Robert Hooke (1635-1702) was a remarkable man, known in particular for his scientific work in the fields of mechanics and microscopy. Most will know of him from their school days due to Hooke’s Law, which defines the relationship between the force applied to an elastic object, and its extension. However, his research also extended to microscopy, with many of his contributions being made in “Micrographia” published in 1665. It was the first such work to be devoted to the study, and included illustrations of his observations, highlighting what the microscope could do for biological research.

Through his work he discovered the cell, by his examination of cork. Hooke is thought to have chosen the word because the units he observed reminded him of the cells of a monastery.

....I could exceedingly plainly perceive it to be all perforated and porous, much like a Honey-comb, but that the pores of it were not regular….these pores, or cells,…were indeed the first microscopical pores I ever saw, and perhaps, that were ever seen, for I had not met with any Writer or Person, that had made any mention of them before this…

A free electronic version of this volume has been produced by Project Gutenberg.

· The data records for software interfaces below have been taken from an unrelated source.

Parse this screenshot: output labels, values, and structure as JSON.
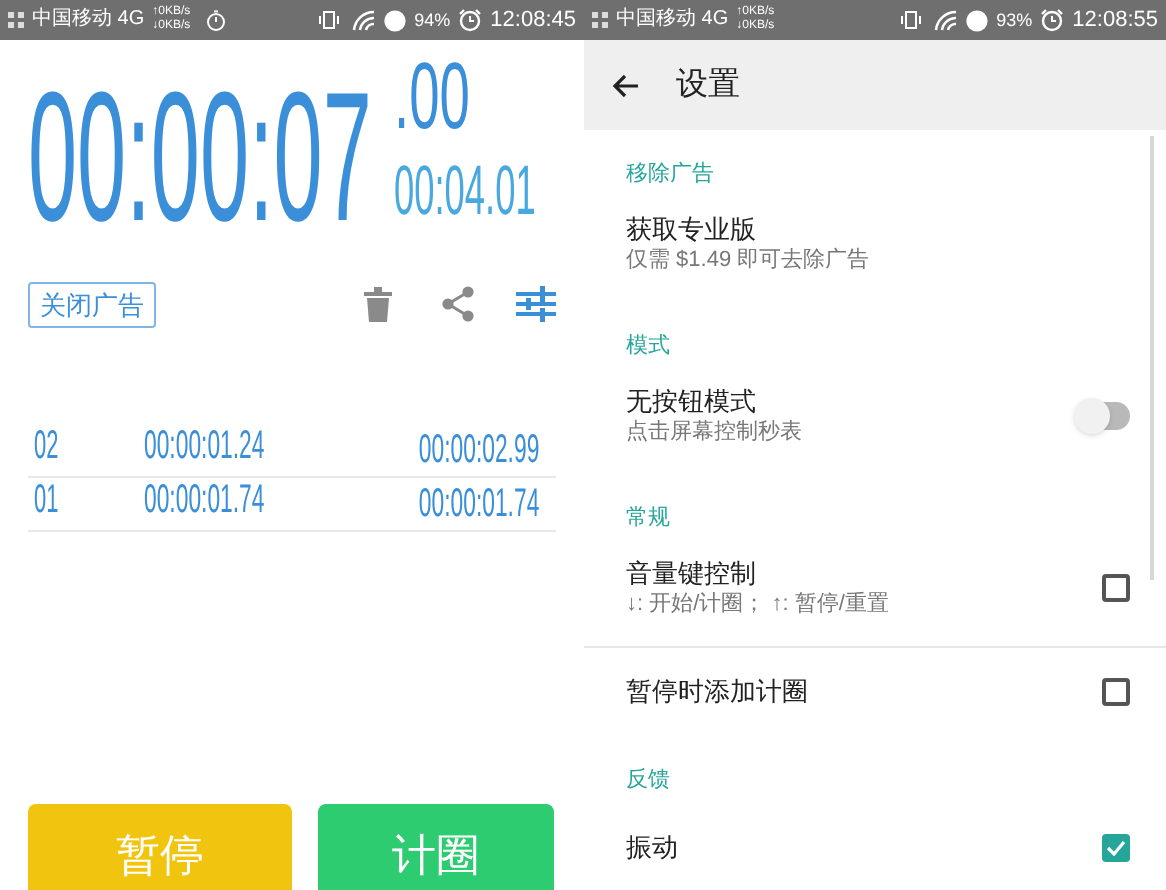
{
  "stopwatch_screen": {
    "status_bar": {
      "carrier": "中国移动 4G",
      "upload": "↑0KB/s",
      "download": "↓0KB/s",
      "stopwatch_indicator": true,
      "battery": "94%",
      "time": "12:08:45"
    },
    "timer": {
      "main": "00:00:07",
      "fraction": ".00",
      "lap_time": "00:04.01"
    },
    "remove_ads_button": "关闭广告",
    "laps": [
      {
        "number": "02",
        "lap": "00:00:01.24",
        "total": "00:00:02.99"
      },
      {
        "number": "01",
        "lap": "00:00:01.74",
        "total": "00:00:01.74"
      }
    ],
    "buttons": [
      {
        "label": "暂停",
        "kind": "pause"
      },
      {
        "label": "计圈",
        "kind": "lap"
      }
    ]
  },
  "settings_screen": {
    "status_bar": {
      "carrier": "中国移动 4G",
      "upload": "↑0KB/s",
      "download": "↓0KB/s",
      "stopwatch_indicator": false,
      "battery": "93%",
      "time": "12:08:55"
    },
    "title": "设置",
    "sections": [
      {
        "title": "移除广告",
        "items": [
          {
            "kind": "link",
            "title": "获取专业版",
            "subtitle": "仅需 $1.49 即可去除广告"
          }
        ]
      },
      {
        "title": "模式",
        "items": [
          {
            "kind": "toggle",
            "title": "无按钮模式",
            "subtitle": "点击屏幕控制秒表",
            "on": false
          }
        ]
      },
      {
        "title": "常规",
        "items": [
          {
            "kind": "checkbox",
            "title": "音量键控制",
            "subtitle": "↓: 开始/计圈； ↑: 暂停/重置",
            "checked": false
          },
          {
            "kind": "checkbox",
            "title": "暂停时添加计圈",
            "checked": false
          }
        ]
      },
      {
        "title": "反馈",
        "items": [
          {
            "kind": "checkbox",
            "title": "振动",
            "checked": true
          }
        ]
      }
    ]
  }
}
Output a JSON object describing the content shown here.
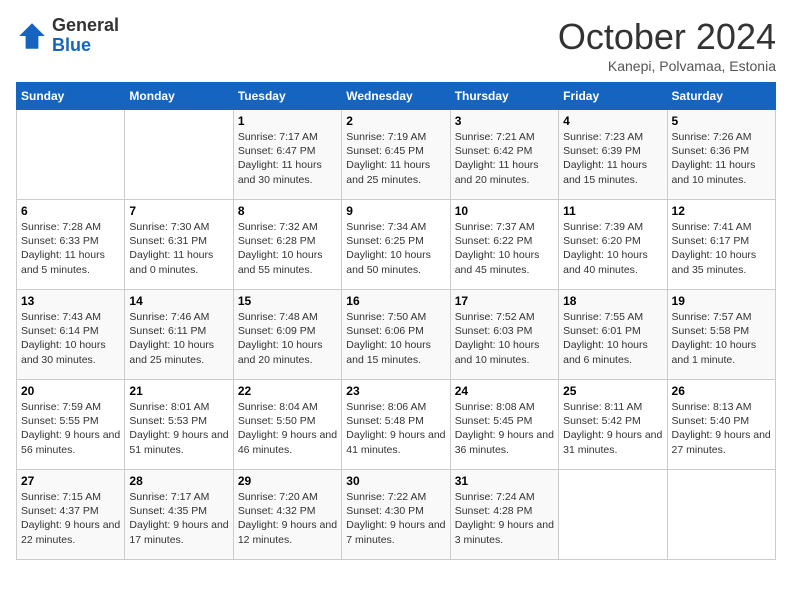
{
  "header": {
    "logo_general": "General",
    "logo_blue": "Blue",
    "month_title": "October 2024",
    "subtitle": "Kanepi, Polvamaa, Estonia"
  },
  "days_of_week": [
    "Sunday",
    "Monday",
    "Tuesday",
    "Wednesday",
    "Thursday",
    "Friday",
    "Saturday"
  ],
  "weeks": [
    [
      {
        "day": "",
        "sunrise": "",
        "sunset": "",
        "daylight": ""
      },
      {
        "day": "",
        "sunrise": "",
        "sunset": "",
        "daylight": ""
      },
      {
        "day": "1",
        "sunrise": "Sunrise: 7:17 AM",
        "sunset": "Sunset: 6:47 PM",
        "daylight": "Daylight: 11 hours and 30 minutes."
      },
      {
        "day": "2",
        "sunrise": "Sunrise: 7:19 AM",
        "sunset": "Sunset: 6:45 PM",
        "daylight": "Daylight: 11 hours and 25 minutes."
      },
      {
        "day": "3",
        "sunrise": "Sunrise: 7:21 AM",
        "sunset": "Sunset: 6:42 PM",
        "daylight": "Daylight: 11 hours and 20 minutes."
      },
      {
        "day": "4",
        "sunrise": "Sunrise: 7:23 AM",
        "sunset": "Sunset: 6:39 PM",
        "daylight": "Daylight: 11 hours and 15 minutes."
      },
      {
        "day": "5",
        "sunrise": "Sunrise: 7:26 AM",
        "sunset": "Sunset: 6:36 PM",
        "daylight": "Daylight: 11 hours and 10 minutes."
      }
    ],
    [
      {
        "day": "6",
        "sunrise": "Sunrise: 7:28 AM",
        "sunset": "Sunset: 6:33 PM",
        "daylight": "Daylight: 11 hours and 5 minutes."
      },
      {
        "day": "7",
        "sunrise": "Sunrise: 7:30 AM",
        "sunset": "Sunset: 6:31 PM",
        "daylight": "Daylight: 11 hours and 0 minutes."
      },
      {
        "day": "8",
        "sunrise": "Sunrise: 7:32 AM",
        "sunset": "Sunset: 6:28 PM",
        "daylight": "Daylight: 10 hours and 55 minutes."
      },
      {
        "day": "9",
        "sunrise": "Sunrise: 7:34 AM",
        "sunset": "Sunset: 6:25 PM",
        "daylight": "Daylight: 10 hours and 50 minutes."
      },
      {
        "day": "10",
        "sunrise": "Sunrise: 7:37 AM",
        "sunset": "Sunset: 6:22 PM",
        "daylight": "Daylight: 10 hours and 45 minutes."
      },
      {
        "day": "11",
        "sunrise": "Sunrise: 7:39 AM",
        "sunset": "Sunset: 6:20 PM",
        "daylight": "Daylight: 10 hours and 40 minutes."
      },
      {
        "day": "12",
        "sunrise": "Sunrise: 7:41 AM",
        "sunset": "Sunset: 6:17 PM",
        "daylight": "Daylight: 10 hours and 35 minutes."
      }
    ],
    [
      {
        "day": "13",
        "sunrise": "Sunrise: 7:43 AM",
        "sunset": "Sunset: 6:14 PM",
        "daylight": "Daylight: 10 hours and 30 minutes."
      },
      {
        "day": "14",
        "sunrise": "Sunrise: 7:46 AM",
        "sunset": "Sunset: 6:11 PM",
        "daylight": "Daylight: 10 hours and 25 minutes."
      },
      {
        "day": "15",
        "sunrise": "Sunrise: 7:48 AM",
        "sunset": "Sunset: 6:09 PM",
        "daylight": "Daylight: 10 hours and 20 minutes."
      },
      {
        "day": "16",
        "sunrise": "Sunrise: 7:50 AM",
        "sunset": "Sunset: 6:06 PM",
        "daylight": "Daylight: 10 hours and 15 minutes."
      },
      {
        "day": "17",
        "sunrise": "Sunrise: 7:52 AM",
        "sunset": "Sunset: 6:03 PM",
        "daylight": "Daylight: 10 hours and 10 minutes."
      },
      {
        "day": "18",
        "sunrise": "Sunrise: 7:55 AM",
        "sunset": "Sunset: 6:01 PM",
        "daylight": "Daylight: 10 hours and 6 minutes."
      },
      {
        "day": "19",
        "sunrise": "Sunrise: 7:57 AM",
        "sunset": "Sunset: 5:58 PM",
        "daylight": "Daylight: 10 hours and 1 minute."
      }
    ],
    [
      {
        "day": "20",
        "sunrise": "Sunrise: 7:59 AM",
        "sunset": "Sunset: 5:55 PM",
        "daylight": "Daylight: 9 hours and 56 minutes."
      },
      {
        "day": "21",
        "sunrise": "Sunrise: 8:01 AM",
        "sunset": "Sunset: 5:53 PM",
        "daylight": "Daylight: 9 hours and 51 minutes."
      },
      {
        "day": "22",
        "sunrise": "Sunrise: 8:04 AM",
        "sunset": "Sunset: 5:50 PM",
        "daylight": "Daylight: 9 hours and 46 minutes."
      },
      {
        "day": "23",
        "sunrise": "Sunrise: 8:06 AM",
        "sunset": "Sunset: 5:48 PM",
        "daylight": "Daylight: 9 hours and 41 minutes."
      },
      {
        "day": "24",
        "sunrise": "Sunrise: 8:08 AM",
        "sunset": "Sunset: 5:45 PM",
        "daylight": "Daylight: 9 hours and 36 minutes."
      },
      {
        "day": "25",
        "sunrise": "Sunrise: 8:11 AM",
        "sunset": "Sunset: 5:42 PM",
        "daylight": "Daylight: 9 hours and 31 minutes."
      },
      {
        "day": "26",
        "sunrise": "Sunrise: 8:13 AM",
        "sunset": "Sunset: 5:40 PM",
        "daylight": "Daylight: 9 hours and 27 minutes."
      }
    ],
    [
      {
        "day": "27",
        "sunrise": "Sunrise: 7:15 AM",
        "sunset": "Sunset: 4:37 PM",
        "daylight": "Daylight: 9 hours and 22 minutes."
      },
      {
        "day": "28",
        "sunrise": "Sunrise: 7:17 AM",
        "sunset": "Sunset: 4:35 PM",
        "daylight": "Daylight: 9 hours and 17 minutes."
      },
      {
        "day": "29",
        "sunrise": "Sunrise: 7:20 AM",
        "sunset": "Sunset: 4:32 PM",
        "daylight": "Daylight: 9 hours and 12 minutes."
      },
      {
        "day": "30",
        "sunrise": "Sunrise: 7:22 AM",
        "sunset": "Sunset: 4:30 PM",
        "daylight": "Daylight: 9 hours and 7 minutes."
      },
      {
        "day": "31",
        "sunrise": "Sunrise: 7:24 AM",
        "sunset": "Sunset: 4:28 PM",
        "daylight": "Daylight: 9 hours and 3 minutes."
      },
      {
        "day": "",
        "sunrise": "",
        "sunset": "",
        "daylight": ""
      },
      {
        "day": "",
        "sunrise": "",
        "sunset": "",
        "daylight": ""
      }
    ]
  ]
}
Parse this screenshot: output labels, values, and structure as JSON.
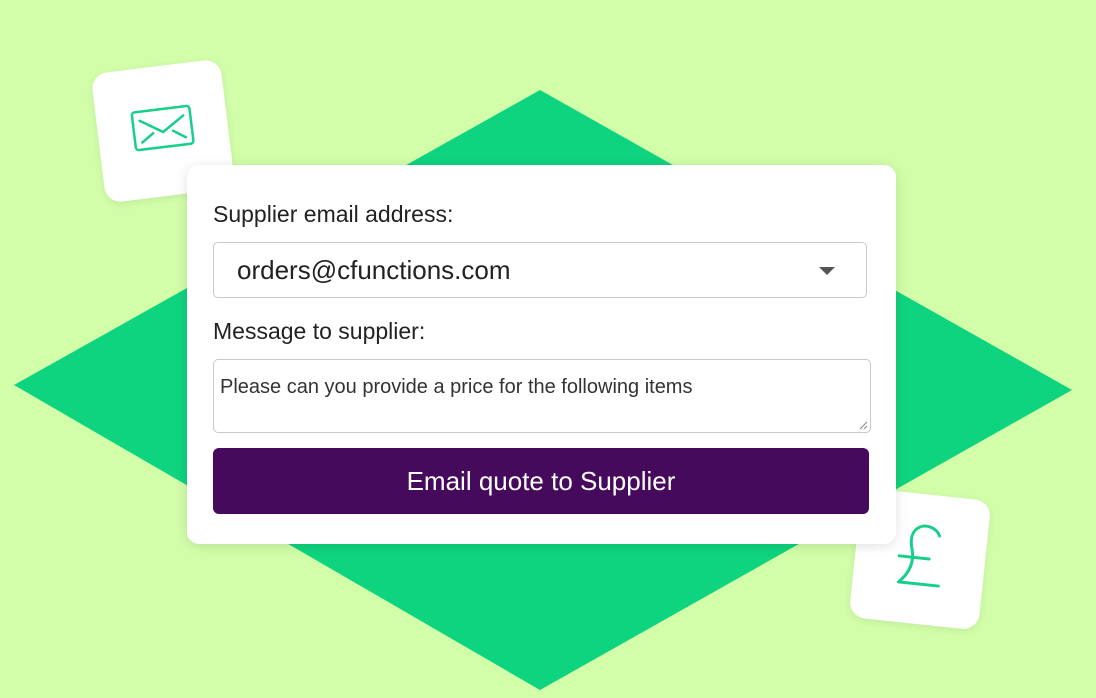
{
  "colors": {
    "background": "#d2fea9",
    "diamond": "#0fd47f",
    "button": "#460a5c",
    "icon_stroke": "#16cf8a"
  },
  "icons": {
    "top_left": "mail-icon",
    "bottom_right": "pound-sterling-icon"
  },
  "form": {
    "email_label": "Supplier email address:",
    "email_value": "orders@cfunctions.com",
    "message_label": "Message to supplier:",
    "message_value": "Please can you provide a price for the following items",
    "submit_label": "Email quote to Supplier"
  }
}
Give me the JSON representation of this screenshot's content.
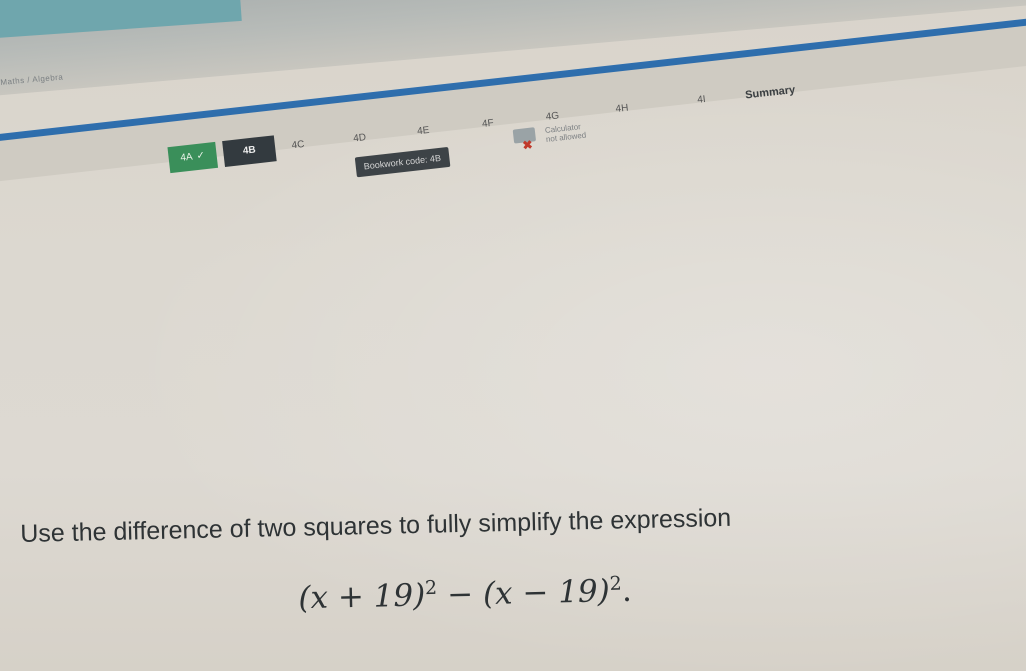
{
  "header": {
    "breadcrumb": "Maths / Algebra"
  },
  "tabs": [
    {
      "label": "4A",
      "state": "done",
      "check": "✓"
    },
    {
      "label": "4B",
      "state": "active"
    },
    {
      "label": "4C",
      "state": "pending"
    },
    {
      "label": "4D",
      "state": "pending"
    },
    {
      "label": "4E",
      "state": "pending"
    },
    {
      "label": "4F",
      "state": "pending"
    },
    {
      "label": "4G",
      "state": "pending"
    },
    {
      "label": "4H",
      "state": "pending"
    },
    {
      "label": "4I",
      "state": "pending"
    },
    {
      "label": "Summary",
      "state": "summary"
    }
  ],
  "toolbar": {
    "bookwork_label": "Bookwork code: 4B",
    "calculator_line1": "Calculator",
    "calculator_line2": "not allowed",
    "calculator_icon": "calculator-icon",
    "not_allowed_icon": "cross-icon"
  },
  "question": {
    "text": "Use the difference of two squares to fully simplify the expression",
    "expr_part1": "(x + 19)",
    "expr_exp1": "2",
    "expr_minus": "−",
    "expr_part2": "(x − 19)",
    "expr_exp2": "2",
    "expr_end": "."
  },
  "colors": {
    "tab_bar": "#2f6fae",
    "done_tab": "#3a8f5a",
    "active_tab": "#333a3f",
    "not_allowed": "#c0392b"
  }
}
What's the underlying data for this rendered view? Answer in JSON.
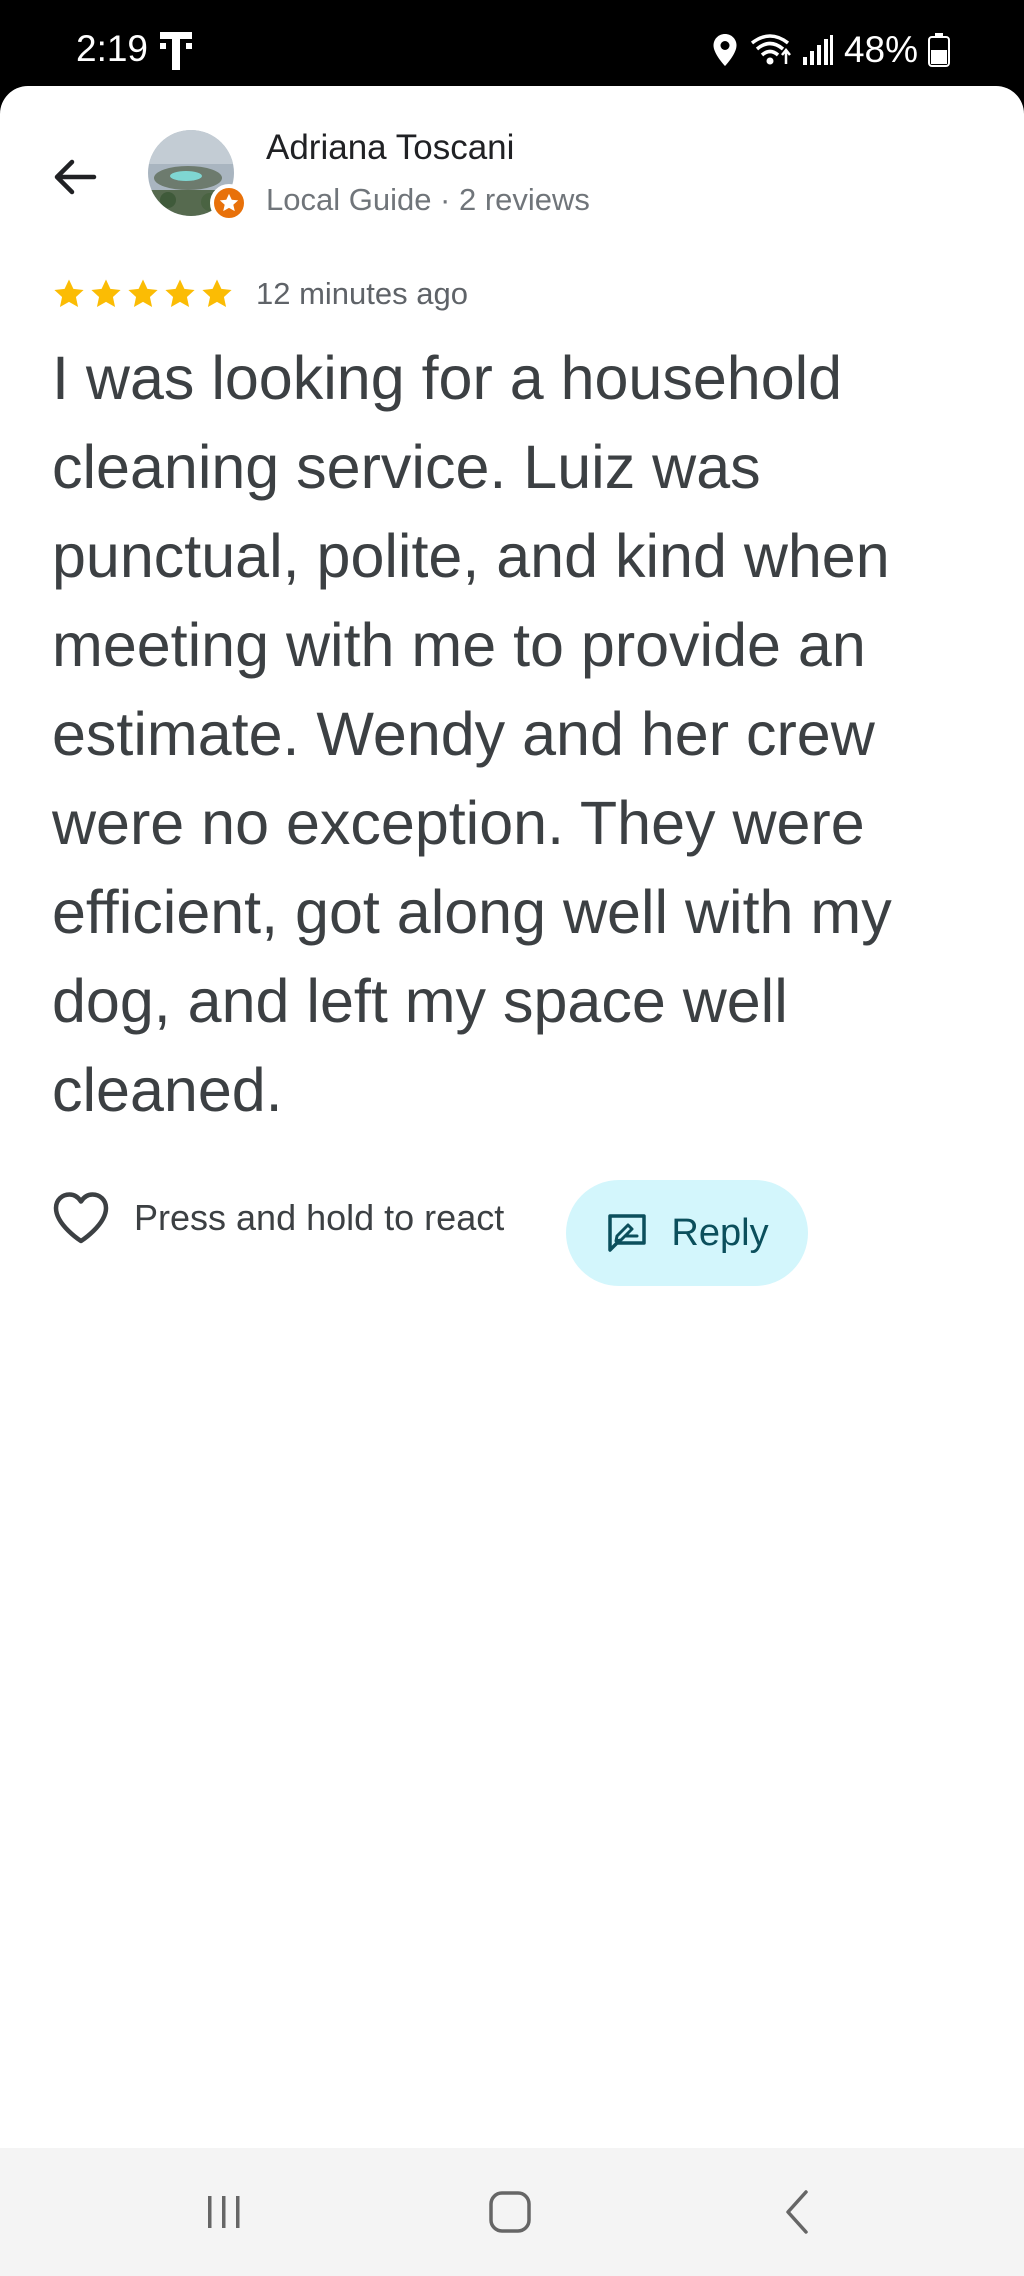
{
  "status_bar": {
    "time": "2:19",
    "battery": "48%",
    "icons": [
      "t-mobile-icon",
      "location-icon",
      "wifi-icon",
      "signal-icon",
      "battery-icon"
    ]
  },
  "review": {
    "author": "Adriana Toscani",
    "meta": "Local Guide · 2 reviews",
    "rating": 5,
    "rating_max": 5,
    "time": "12 minutes ago",
    "text": "I was looking for a household cleaning service. Luiz was punctual, polite, and kind when meeting with me to provide an estimate. Wendy and her crew were no exception. They were efficient, got along well with my dog, and left my space well cleaned."
  },
  "actions": {
    "react_label": "Press and hold to react",
    "reply_label": "Reply"
  },
  "colors": {
    "star": "#fbbc04",
    "badge": "#e8710a",
    "reply_bg": "#d3f6fc",
    "reply_text": "#0b4f5c",
    "text_primary": "#202124",
    "text_secondary": "#70757a"
  },
  "nav": {
    "buttons": [
      "recent-apps",
      "home",
      "back"
    ]
  }
}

This Special Collections Spotlight article was contributed on 7 August 2013 by Rachel Walker, Library Projects Assistant (Maternity Cover).